What Is a Slot?


A slot is a narrow opening in a machine or container that can be inserted to allow for the passage of something else. For example, a coin can be slotted into a machine to activate it. The term can also be used to describe a time slot in a schedule or program, such as an appointment. Alternatively, the word can be used to refer to a location on a map or map grid that is reserved for an activity.

Slot receivers are a vital part of any NFL offense. They are typically smaller than outside wide receivers, but they have excellent speed and route-running skills. They excel at running precise routes to the inside and outside, as well as short and deep routes. In addition, they can also act as a ball carrier on pitch plays, reverses, and end-arounds.
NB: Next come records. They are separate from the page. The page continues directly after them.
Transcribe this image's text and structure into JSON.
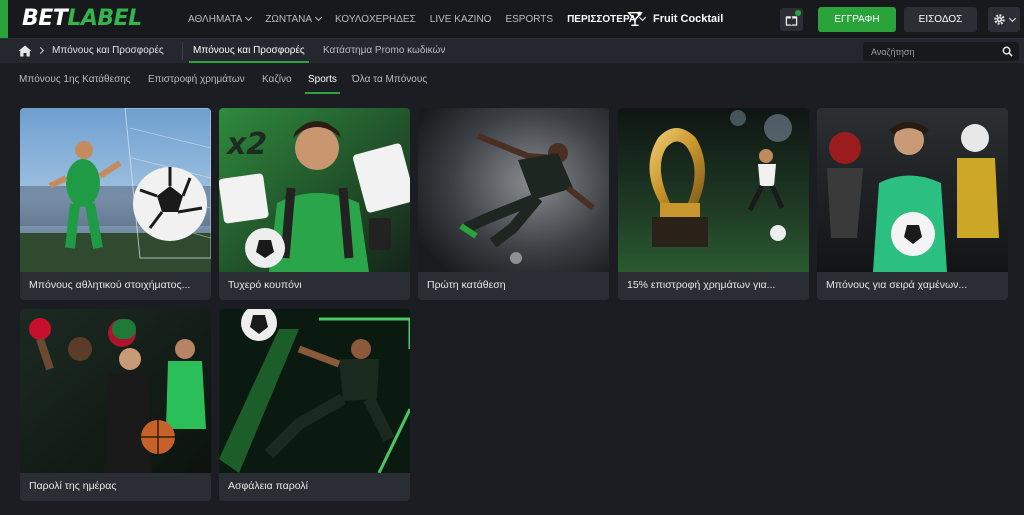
{
  "brand": {
    "part1": "BET",
    "part2": "LABEL"
  },
  "nav": {
    "items": [
      {
        "label": "ΑΘΛΗΜΑΤΑ",
        "caret": true
      },
      {
        "label": "ΖΩΝΤΑΝΑ",
        "caret": true
      },
      {
        "label": "ΚΟΥΛΟΧΕΡΗΔΕΣ",
        "caret": false
      },
      {
        "label": "LIVE ΚΑΖΙΝΟ",
        "caret": false
      },
      {
        "label": "ESPORTS",
        "caret": false
      },
      {
        "label": "ΠΕΡΙΣΣΟΤΕΡΑ",
        "caret": true
      }
    ],
    "featured_game": "Fruit Cocktail"
  },
  "header": {
    "register_label": "ΕΓΓΡΑΦΗ",
    "login_label": "ΕΙΣΟΔΟΣ"
  },
  "breadcrumb": {
    "current": "Μπόνους και Προσφορές"
  },
  "subtabs": [
    {
      "label": "Μπόνους και Προσφορές",
      "active": true
    },
    {
      "label": "Κατάστημα Promo κωδικών",
      "active": false
    }
  ],
  "search": {
    "placeholder": "Αναζήτηση"
  },
  "category_tabs": [
    {
      "label": "Μπόνους 1ης Κατάθεσης",
      "active": false
    },
    {
      "label": "Επιστροφή χρημάτων",
      "active": false
    },
    {
      "label": "Καζίνο",
      "active": false
    },
    {
      "label": "Sports",
      "active": true
    },
    {
      "label": "Όλα τα Μπόνους",
      "active": false
    }
  ],
  "promos": [
    {
      "title": "Μπόνους αθλητικού στοιχήματος...",
      "image": "football-player-goal-net"
    },
    {
      "title": "Τυχερό κουπόνι",
      "image": "fortune-ticket-fan"
    },
    {
      "title": "Πρώτη κατάθεση",
      "image": "football-bicycle-kick"
    },
    {
      "title": "15% επιστροφή χρημάτων για...",
      "image": "trophy-stadium"
    },
    {
      "title": "Μπόνους για σειρά χαμένων...",
      "image": "multi-sport-athletes"
    },
    {
      "title": "Παρολί της ημέρας",
      "image": "boxing-basketball-tennis"
    },
    {
      "title": "Ασφάλεια παρολί",
      "image": "football-neon-kick"
    }
  ],
  "colors": {
    "accent": "#2aa33a",
    "background": "#1b1d22",
    "header": "#17191d",
    "card": "#2a2d34"
  }
}
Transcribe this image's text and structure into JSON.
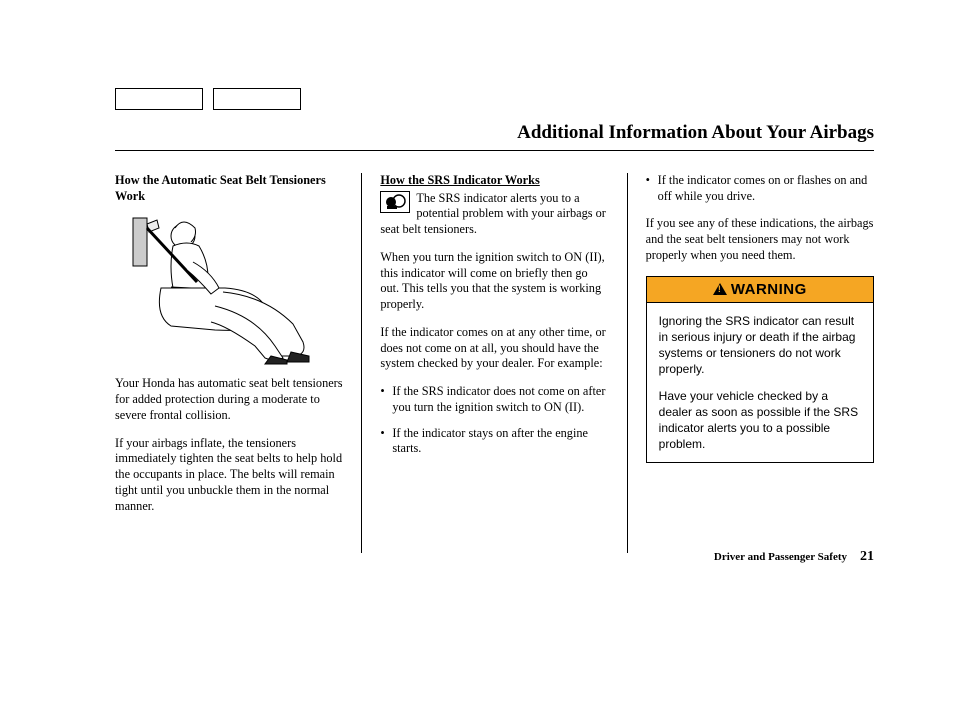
{
  "page_title": "Additional Information About Your Airbags",
  "col1": {
    "heading": "How the Automatic Seat Belt Tensioners Work",
    "p1": "Your Honda has automatic seat belt tensioners for added protection during a moderate to severe frontal collision.",
    "p2": "If your airbags inflate, the tensioners immediately tighten the seat belts to help hold the occupants in place. The belts will remain tight until you unbuckle them in the normal manner."
  },
  "col2": {
    "heading": "How the SRS Indicator Works",
    "p1": "The SRS indicator alerts you to a potential problem with your airbags or seat belt tensioners.",
    "p2": "When you turn the ignition switch to ON (II), this indicator will come on briefly then go out. This tells you that the system is working properly.",
    "p3": "If the indicator comes on at any other time, or does not come on at all, you should have the system checked by your dealer. For example:",
    "b1": "If the SRS indicator does not come on after you turn the ignition switch to ON (II).",
    "b2": "If the indicator stays on after the engine starts."
  },
  "col3": {
    "b1": "If the indicator comes on or flashes on and off while you drive.",
    "p1": "If you see any of these indications, the airbags and the seat belt tensioners may not work properly when you need them.",
    "warning_label": "WARNING",
    "w1": "Ignoring the SRS indicator can result in serious injury or death if the airbag systems or tensioners do not work properly.",
    "w2": "Have your vehicle checked by a dealer as soon as possible if the SRS indicator alerts you to a possible problem."
  },
  "footer": {
    "section": "Driver and Passenger Safety",
    "page": "21"
  }
}
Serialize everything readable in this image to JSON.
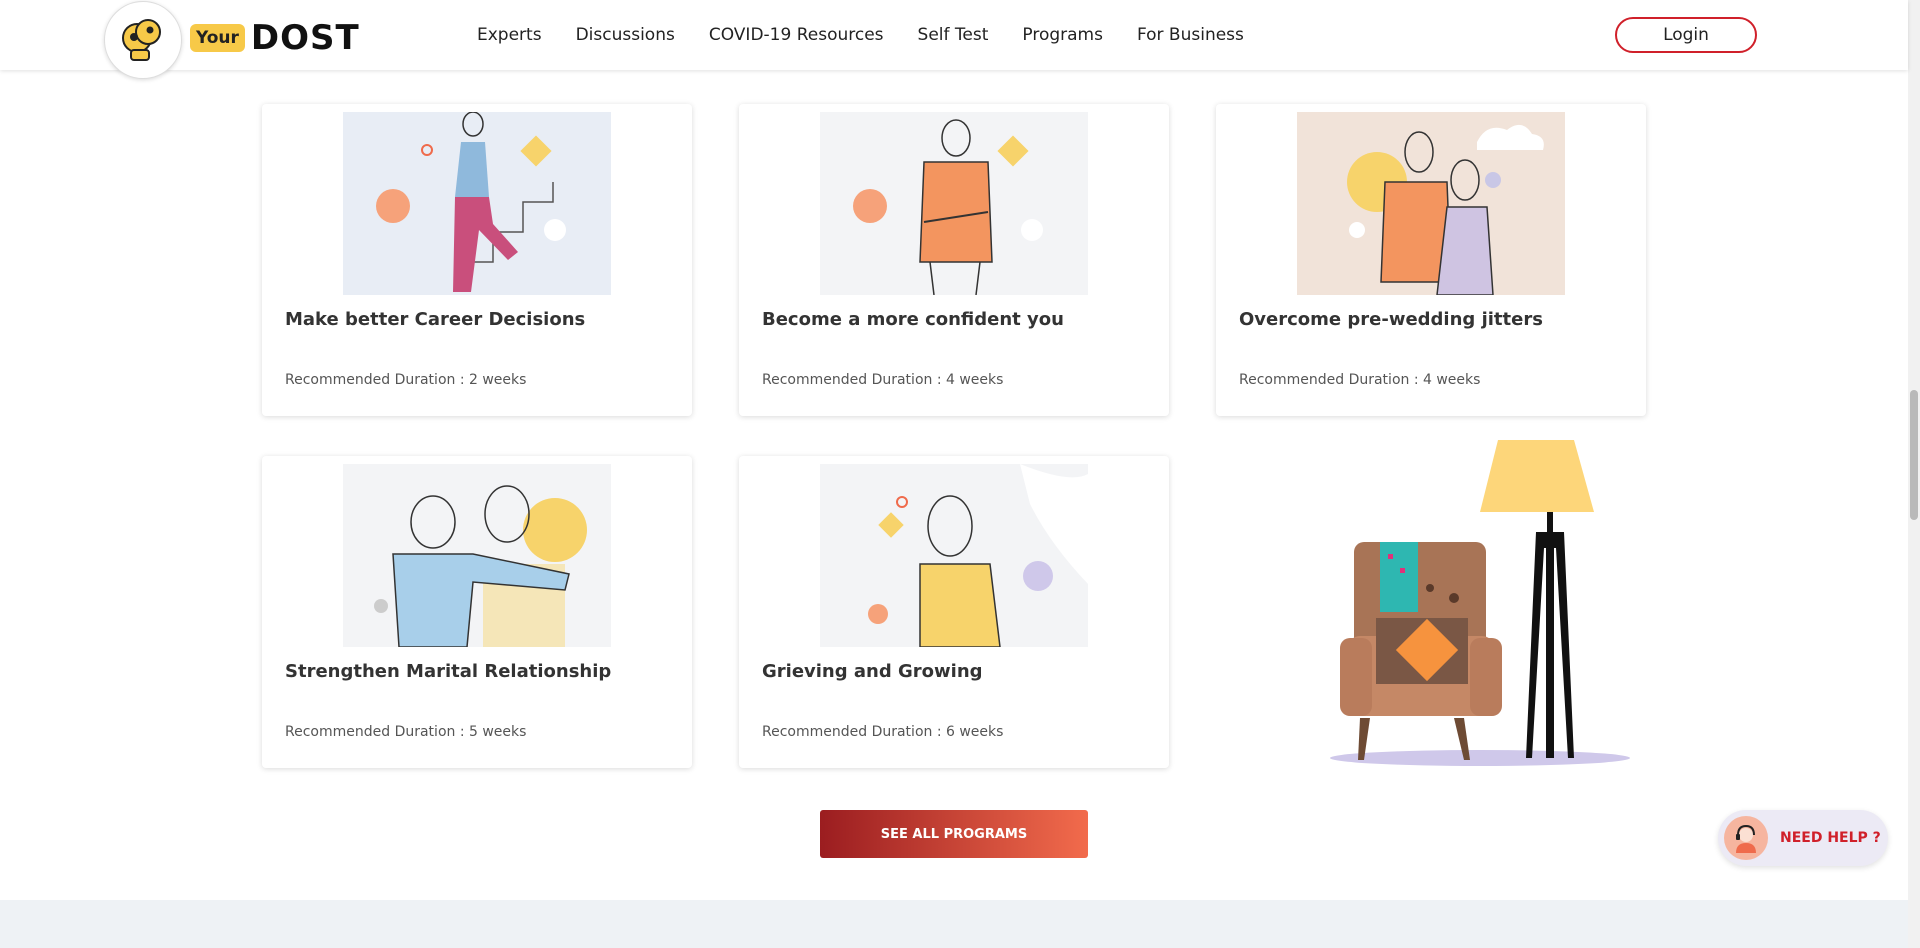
{
  "header": {
    "logo_your": "Your",
    "logo_dost": "DOST",
    "nav": [
      "Experts",
      "Discussions",
      "COVID-19 Resources",
      "Self Test",
      "Programs",
      "For Business"
    ],
    "login_label": "Login"
  },
  "programs": [
    {
      "title": "Make better Career Decisions",
      "duration": "Recommended Duration : 2 weeks"
    },
    {
      "title": "Become a more confident you",
      "duration": "Recommended Duration : 4 weeks"
    },
    {
      "title": "Overcome pre-wedding jitters",
      "duration": "Recommended Duration : 4 weeks"
    },
    {
      "title": "Strengthen Marital Relationship",
      "duration": "Recommended Duration : 5 weeks"
    },
    {
      "title": "Grieving and Growing",
      "duration": "Recommended Duration : 6 weeks"
    }
  ],
  "see_all_label": "SEE ALL PROGRAMS",
  "need_help_label": "NEED HELP ?",
  "colors": {
    "brand_red": "#d0202a",
    "brand_yellow": "#f7c948",
    "accent_orange": "#f26b4c"
  }
}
Most slot machines are programmed to pay out a certain percentage of the money that is put into them. This number is referred to as the “return to player” (RTP) rate, and it can vary from machine to machine. While this number is not always accurate, it can give players an idea of the odds of winning.

When it comes to playing slots, the more you know about the game, the better chance you have of hitting the jackpot. However, learning all the features and tricks of a particular slot can take some time. In addition, many games have unique bonus features that require extra research to unlock.

It is also important to choose a slot from a reputable games developer. This can make a big difference in how fun and exciting the game is to play. Different developers have different styles, so it is a good idea to try out a few before choosing one.

Another thing to keep in mind when playing slots is the number of possible combinations. Traditionally, mechanical slot machines only had a few stop locations on each reel, which limited the number of possible outcomes. But as technology advanced, manufacturers were able to increase the number of stops on each reel. This allowed them to create symbols with more frequency than the original machines could. This also led to more frequent wins, but decreased the amount of money a player could win on a single spin.

While winning at slots can be an exciting experience, it is important to stay in control and avoid letting your emotions get the best of you. Some people even go as far as to set a win limit and stop playing once they reach it. This way, they can protect their winnings and continue having a positive gambling experience. Other players prefer to bank their winnings, and others will only gamble a certain amount of their winnings each time they play. Regardless of your preference, it is important to set limits for yourself so you don’t overspend or become addicted to the game. If you feel like you are losing control, it is a good idea to step away from the machine and speak with a gambling counselor for help.